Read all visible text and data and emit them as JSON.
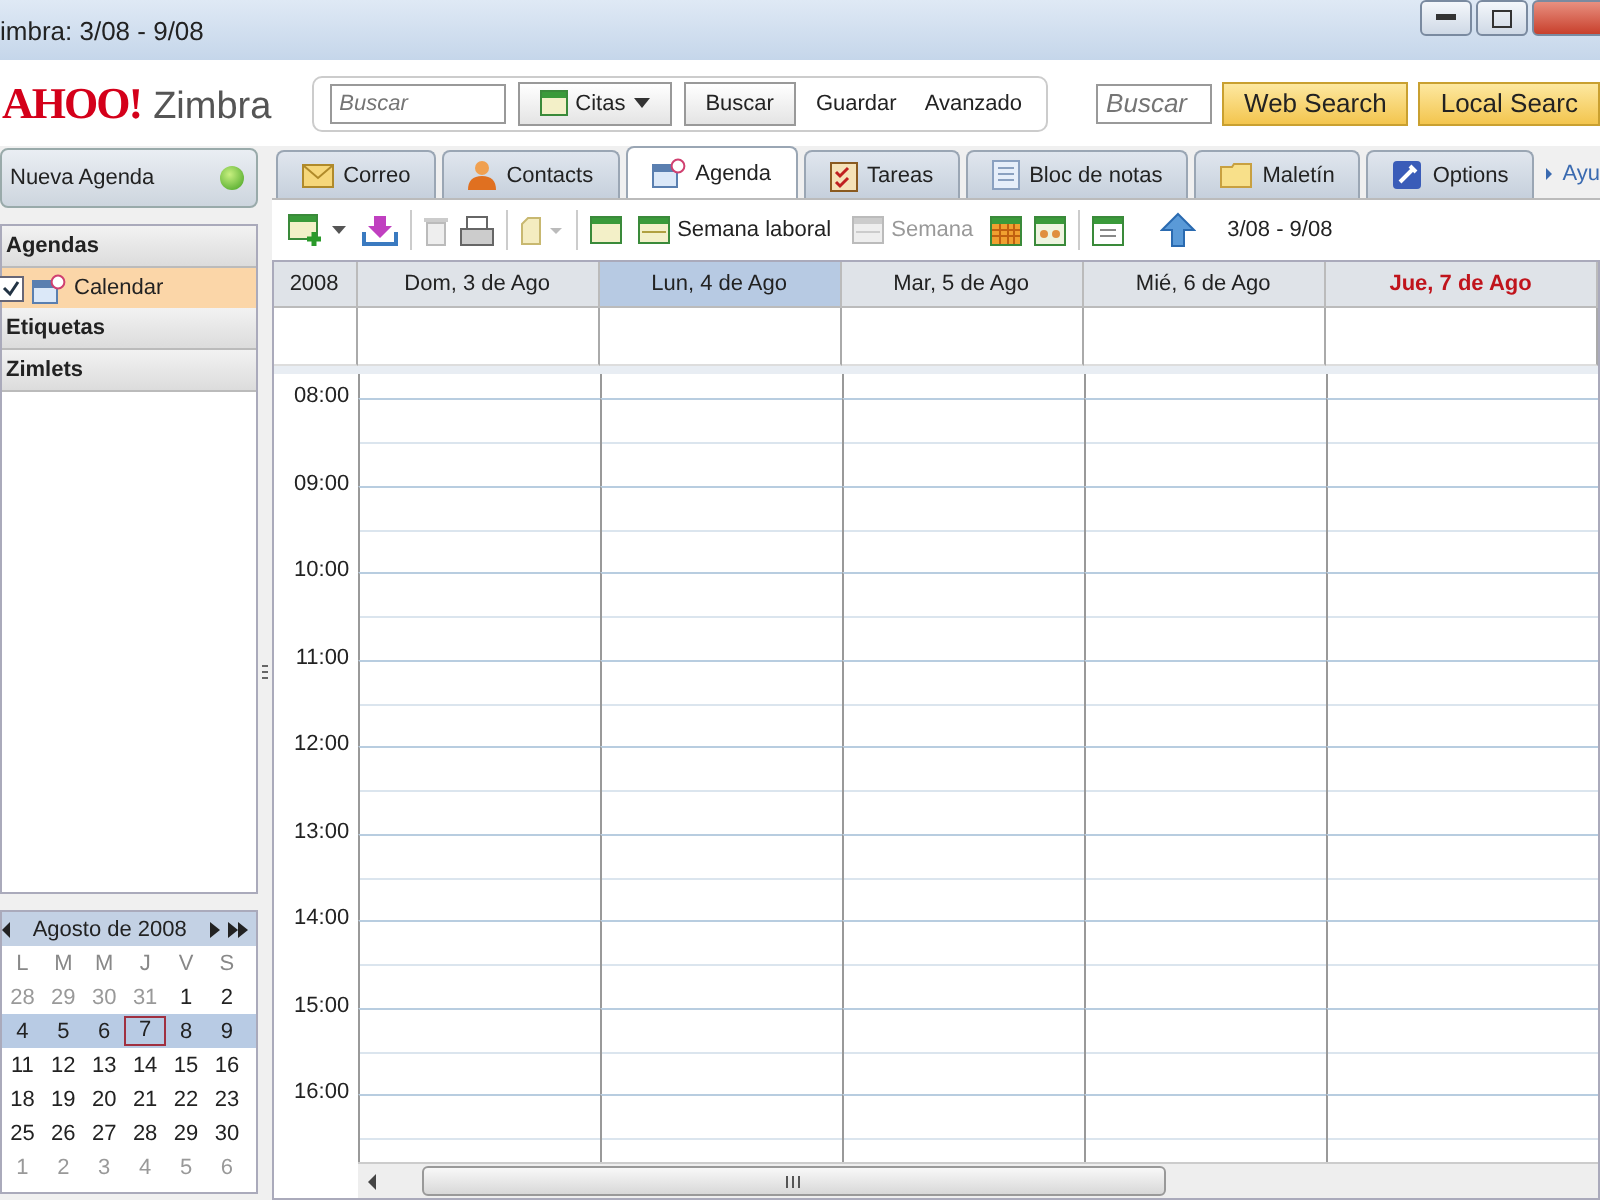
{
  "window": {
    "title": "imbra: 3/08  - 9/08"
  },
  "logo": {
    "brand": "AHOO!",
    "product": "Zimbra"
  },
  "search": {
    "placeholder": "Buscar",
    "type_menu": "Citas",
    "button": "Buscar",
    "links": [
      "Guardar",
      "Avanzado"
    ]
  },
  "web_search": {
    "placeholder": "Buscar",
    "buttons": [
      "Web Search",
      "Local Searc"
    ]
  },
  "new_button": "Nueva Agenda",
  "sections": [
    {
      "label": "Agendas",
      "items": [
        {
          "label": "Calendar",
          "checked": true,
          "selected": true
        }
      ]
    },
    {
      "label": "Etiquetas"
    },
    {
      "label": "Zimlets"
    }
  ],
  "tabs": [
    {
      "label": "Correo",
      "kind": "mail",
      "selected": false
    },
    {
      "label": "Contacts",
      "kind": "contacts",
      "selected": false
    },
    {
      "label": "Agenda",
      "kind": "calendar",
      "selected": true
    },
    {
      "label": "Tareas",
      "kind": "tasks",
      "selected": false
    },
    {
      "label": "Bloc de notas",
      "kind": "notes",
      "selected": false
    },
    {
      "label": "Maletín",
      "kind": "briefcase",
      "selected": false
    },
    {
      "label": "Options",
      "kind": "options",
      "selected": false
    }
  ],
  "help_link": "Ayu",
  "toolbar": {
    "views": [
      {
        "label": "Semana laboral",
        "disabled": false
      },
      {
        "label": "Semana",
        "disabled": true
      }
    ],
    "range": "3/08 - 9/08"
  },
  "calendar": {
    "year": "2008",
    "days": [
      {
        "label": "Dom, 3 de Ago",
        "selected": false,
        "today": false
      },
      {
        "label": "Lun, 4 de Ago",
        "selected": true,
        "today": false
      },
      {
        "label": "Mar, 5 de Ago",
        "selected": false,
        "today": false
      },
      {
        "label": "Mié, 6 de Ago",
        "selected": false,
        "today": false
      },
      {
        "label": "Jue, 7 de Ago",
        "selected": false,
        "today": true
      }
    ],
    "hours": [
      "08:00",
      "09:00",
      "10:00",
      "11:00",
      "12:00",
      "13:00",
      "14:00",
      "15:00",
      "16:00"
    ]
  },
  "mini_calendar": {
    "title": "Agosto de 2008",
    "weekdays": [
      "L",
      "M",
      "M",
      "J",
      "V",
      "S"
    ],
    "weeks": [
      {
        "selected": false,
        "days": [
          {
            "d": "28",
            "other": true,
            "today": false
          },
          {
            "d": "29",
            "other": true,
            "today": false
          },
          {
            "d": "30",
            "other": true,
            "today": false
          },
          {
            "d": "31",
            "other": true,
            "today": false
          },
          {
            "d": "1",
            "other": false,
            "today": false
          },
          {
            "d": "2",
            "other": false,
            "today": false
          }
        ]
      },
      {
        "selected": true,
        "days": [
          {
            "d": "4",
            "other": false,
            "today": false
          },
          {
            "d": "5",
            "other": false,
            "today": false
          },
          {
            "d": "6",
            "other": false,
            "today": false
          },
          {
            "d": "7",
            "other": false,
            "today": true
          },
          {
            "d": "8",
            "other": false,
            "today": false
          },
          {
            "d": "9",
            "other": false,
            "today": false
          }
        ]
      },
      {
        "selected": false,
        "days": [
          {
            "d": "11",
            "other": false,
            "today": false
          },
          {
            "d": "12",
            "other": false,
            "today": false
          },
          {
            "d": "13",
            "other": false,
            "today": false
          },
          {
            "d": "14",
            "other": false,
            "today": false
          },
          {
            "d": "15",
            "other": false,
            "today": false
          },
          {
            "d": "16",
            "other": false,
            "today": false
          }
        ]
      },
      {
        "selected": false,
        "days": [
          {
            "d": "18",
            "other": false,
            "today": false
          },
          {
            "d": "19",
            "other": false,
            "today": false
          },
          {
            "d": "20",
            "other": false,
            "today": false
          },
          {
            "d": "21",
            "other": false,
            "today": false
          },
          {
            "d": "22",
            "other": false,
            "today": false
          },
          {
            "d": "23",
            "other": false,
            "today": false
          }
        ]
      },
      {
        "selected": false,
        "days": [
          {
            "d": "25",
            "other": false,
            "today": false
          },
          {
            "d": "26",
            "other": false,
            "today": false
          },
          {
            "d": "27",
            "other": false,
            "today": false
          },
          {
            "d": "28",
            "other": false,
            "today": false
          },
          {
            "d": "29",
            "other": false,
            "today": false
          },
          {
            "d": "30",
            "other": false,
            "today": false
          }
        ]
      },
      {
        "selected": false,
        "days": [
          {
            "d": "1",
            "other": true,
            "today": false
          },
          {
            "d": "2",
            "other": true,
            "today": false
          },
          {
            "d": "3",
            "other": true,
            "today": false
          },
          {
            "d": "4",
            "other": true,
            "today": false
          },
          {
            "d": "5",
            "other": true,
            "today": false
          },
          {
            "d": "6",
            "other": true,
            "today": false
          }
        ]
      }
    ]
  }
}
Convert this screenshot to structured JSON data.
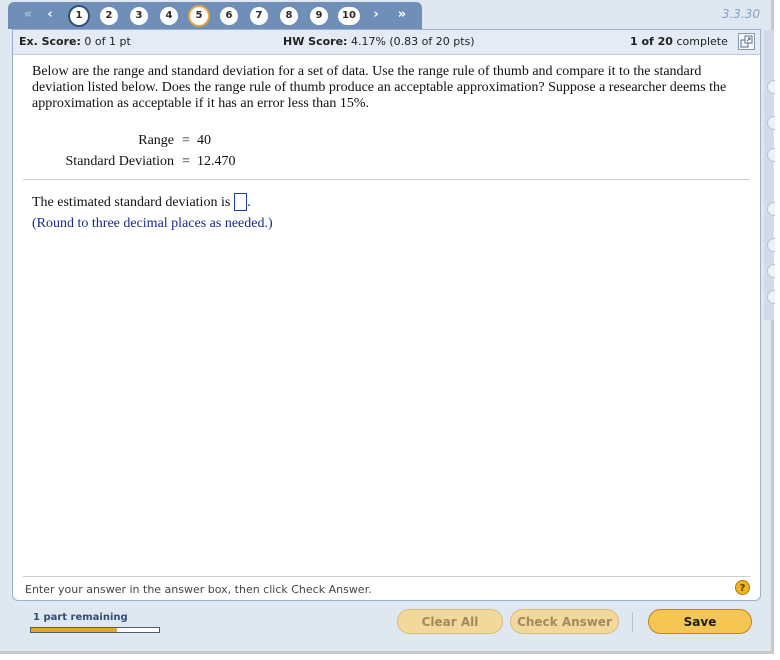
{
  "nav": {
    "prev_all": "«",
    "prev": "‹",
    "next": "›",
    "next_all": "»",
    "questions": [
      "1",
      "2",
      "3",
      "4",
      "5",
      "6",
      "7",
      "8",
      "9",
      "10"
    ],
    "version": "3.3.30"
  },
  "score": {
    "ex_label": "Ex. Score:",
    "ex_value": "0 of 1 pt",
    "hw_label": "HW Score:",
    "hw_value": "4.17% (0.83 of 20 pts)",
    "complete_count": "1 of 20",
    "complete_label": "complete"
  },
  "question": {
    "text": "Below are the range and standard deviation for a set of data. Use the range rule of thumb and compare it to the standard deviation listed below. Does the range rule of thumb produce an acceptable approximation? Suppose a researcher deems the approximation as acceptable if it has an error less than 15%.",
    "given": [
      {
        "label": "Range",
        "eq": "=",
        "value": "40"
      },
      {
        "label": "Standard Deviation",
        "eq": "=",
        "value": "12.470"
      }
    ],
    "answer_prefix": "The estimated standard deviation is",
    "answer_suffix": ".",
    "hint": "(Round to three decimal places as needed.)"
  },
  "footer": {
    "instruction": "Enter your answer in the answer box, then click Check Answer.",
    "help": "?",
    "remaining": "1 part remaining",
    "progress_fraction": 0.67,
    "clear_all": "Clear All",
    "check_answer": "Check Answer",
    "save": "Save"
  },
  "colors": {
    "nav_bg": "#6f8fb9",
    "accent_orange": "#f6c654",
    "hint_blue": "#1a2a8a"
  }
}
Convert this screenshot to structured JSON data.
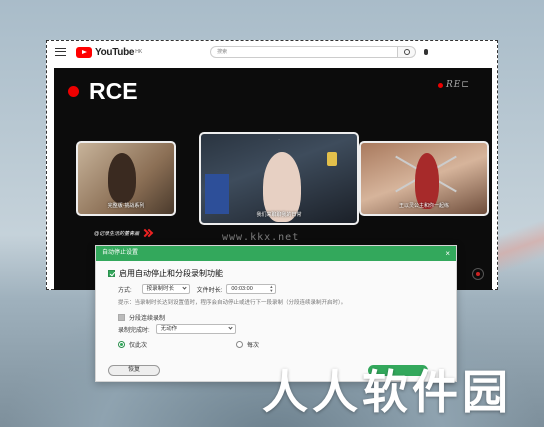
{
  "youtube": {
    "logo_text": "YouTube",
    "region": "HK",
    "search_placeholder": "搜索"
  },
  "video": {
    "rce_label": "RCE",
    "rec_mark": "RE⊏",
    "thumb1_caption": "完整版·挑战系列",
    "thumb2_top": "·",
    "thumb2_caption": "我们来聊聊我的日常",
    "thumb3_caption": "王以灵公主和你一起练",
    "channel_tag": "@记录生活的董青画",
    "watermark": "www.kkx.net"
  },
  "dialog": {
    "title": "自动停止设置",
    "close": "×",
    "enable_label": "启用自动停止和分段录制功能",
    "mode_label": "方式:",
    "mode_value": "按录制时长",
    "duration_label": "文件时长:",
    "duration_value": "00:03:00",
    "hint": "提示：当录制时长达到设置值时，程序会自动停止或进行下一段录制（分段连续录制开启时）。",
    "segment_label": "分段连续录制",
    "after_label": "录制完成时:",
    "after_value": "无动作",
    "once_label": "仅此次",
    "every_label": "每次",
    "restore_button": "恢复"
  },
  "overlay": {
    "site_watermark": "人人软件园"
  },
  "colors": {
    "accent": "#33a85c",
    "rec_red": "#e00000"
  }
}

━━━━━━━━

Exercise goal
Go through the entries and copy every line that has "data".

Written solution
Read all visible text and data and emit them as JSON.
Convert this screenshot to structured JSON data.
    "text": "Below are the range and standard deviation for a set of data. Use the range rule of thumb and compare it to the standard deviation listed below. Does the range rule of thumb produce an acceptable approximation? Suppose a researcher deems the approximation as acceptable if it has an error less than 15%.",
Convert this screenshot to structured JSON data.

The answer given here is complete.